• _Problem requirements_:
Go through the data and tally the lines that hold the string "date". Reply with the total alone.

━━━━━ Input data

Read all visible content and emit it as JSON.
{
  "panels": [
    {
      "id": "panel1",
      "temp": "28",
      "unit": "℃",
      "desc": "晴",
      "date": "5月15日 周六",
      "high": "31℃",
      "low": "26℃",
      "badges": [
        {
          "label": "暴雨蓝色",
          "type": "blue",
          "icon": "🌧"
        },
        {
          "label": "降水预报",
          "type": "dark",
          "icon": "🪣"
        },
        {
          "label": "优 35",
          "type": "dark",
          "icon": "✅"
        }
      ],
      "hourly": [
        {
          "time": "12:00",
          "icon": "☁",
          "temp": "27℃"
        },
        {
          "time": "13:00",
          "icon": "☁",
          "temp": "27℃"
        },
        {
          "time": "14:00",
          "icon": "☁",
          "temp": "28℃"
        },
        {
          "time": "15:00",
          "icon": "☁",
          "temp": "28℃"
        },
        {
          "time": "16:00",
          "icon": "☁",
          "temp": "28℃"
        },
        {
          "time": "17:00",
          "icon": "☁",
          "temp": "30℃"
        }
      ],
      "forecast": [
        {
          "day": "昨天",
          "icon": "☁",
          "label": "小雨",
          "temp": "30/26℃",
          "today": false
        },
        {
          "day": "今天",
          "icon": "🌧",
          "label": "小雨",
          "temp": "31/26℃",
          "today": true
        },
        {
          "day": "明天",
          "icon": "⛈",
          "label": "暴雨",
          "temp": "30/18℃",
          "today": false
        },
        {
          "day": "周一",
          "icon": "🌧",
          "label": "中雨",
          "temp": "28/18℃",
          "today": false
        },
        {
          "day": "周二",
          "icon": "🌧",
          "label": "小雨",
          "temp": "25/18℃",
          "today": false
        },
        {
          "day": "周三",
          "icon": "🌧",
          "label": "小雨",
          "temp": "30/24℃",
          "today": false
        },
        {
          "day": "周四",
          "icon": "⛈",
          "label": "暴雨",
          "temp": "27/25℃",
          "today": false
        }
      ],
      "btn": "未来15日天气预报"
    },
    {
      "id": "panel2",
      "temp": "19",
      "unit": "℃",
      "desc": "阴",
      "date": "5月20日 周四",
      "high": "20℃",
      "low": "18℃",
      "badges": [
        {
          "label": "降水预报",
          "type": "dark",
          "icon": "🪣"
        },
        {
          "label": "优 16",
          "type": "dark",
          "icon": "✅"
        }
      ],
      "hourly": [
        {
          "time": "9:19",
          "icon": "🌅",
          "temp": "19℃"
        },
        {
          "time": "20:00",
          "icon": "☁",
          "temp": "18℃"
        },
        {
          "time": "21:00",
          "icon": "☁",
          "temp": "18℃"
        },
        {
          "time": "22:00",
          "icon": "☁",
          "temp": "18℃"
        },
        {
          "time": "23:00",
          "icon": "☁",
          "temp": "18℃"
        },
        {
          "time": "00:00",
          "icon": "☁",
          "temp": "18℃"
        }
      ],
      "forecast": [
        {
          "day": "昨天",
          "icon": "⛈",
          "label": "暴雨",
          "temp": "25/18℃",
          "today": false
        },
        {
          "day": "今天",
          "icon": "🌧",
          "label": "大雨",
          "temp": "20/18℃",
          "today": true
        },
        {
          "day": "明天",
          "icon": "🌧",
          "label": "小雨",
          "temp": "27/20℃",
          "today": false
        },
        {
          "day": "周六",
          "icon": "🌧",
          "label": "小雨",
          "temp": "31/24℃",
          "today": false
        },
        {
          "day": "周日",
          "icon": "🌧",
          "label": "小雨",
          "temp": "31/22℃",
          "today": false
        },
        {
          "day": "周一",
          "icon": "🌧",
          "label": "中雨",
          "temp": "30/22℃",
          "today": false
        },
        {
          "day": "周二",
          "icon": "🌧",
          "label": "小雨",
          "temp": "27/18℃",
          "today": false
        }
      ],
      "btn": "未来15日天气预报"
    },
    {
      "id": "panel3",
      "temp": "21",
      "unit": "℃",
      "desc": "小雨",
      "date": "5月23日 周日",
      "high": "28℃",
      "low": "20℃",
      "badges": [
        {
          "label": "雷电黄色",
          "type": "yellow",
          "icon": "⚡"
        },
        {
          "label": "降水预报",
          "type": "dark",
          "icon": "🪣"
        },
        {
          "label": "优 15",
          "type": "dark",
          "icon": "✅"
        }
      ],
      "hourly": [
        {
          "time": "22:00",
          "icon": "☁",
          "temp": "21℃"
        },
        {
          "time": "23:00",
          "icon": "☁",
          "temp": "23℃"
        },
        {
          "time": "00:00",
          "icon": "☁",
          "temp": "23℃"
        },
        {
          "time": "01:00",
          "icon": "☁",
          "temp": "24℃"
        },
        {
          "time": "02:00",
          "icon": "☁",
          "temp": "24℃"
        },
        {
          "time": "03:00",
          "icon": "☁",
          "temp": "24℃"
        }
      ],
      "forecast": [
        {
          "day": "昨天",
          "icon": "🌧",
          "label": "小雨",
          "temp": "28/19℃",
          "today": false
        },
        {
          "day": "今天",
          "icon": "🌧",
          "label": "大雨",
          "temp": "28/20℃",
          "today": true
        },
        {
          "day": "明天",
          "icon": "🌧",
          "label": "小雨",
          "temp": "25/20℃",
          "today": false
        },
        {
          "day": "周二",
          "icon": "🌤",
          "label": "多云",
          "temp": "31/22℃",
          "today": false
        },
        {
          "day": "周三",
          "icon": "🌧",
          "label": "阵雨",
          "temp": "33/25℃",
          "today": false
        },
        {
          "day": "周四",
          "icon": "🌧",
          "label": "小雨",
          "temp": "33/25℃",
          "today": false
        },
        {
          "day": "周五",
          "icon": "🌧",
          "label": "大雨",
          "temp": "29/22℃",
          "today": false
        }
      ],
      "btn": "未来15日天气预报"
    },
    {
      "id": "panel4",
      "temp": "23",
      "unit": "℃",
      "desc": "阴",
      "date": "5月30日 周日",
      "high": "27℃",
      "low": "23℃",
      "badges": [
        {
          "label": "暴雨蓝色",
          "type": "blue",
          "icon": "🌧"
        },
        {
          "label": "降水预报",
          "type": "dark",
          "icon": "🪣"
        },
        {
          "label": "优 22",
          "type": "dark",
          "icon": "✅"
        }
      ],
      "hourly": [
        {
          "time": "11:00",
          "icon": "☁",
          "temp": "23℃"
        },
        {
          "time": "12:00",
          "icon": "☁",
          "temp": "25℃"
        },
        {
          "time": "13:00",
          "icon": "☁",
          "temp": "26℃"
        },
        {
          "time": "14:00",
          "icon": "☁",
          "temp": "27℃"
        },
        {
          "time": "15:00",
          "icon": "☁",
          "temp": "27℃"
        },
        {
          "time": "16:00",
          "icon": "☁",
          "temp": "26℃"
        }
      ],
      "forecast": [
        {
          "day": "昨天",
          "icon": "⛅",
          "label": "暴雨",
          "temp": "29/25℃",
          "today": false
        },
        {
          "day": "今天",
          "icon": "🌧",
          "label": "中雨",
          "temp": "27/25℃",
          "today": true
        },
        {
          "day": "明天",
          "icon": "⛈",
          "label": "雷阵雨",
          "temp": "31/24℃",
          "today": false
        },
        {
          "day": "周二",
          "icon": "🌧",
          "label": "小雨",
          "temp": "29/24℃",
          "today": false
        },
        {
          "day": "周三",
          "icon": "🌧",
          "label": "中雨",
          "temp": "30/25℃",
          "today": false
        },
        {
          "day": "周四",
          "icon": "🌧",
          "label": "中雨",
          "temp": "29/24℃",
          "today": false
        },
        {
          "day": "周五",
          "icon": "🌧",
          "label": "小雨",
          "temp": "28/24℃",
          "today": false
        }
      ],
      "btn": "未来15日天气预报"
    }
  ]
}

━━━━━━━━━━

• _Result below_:
4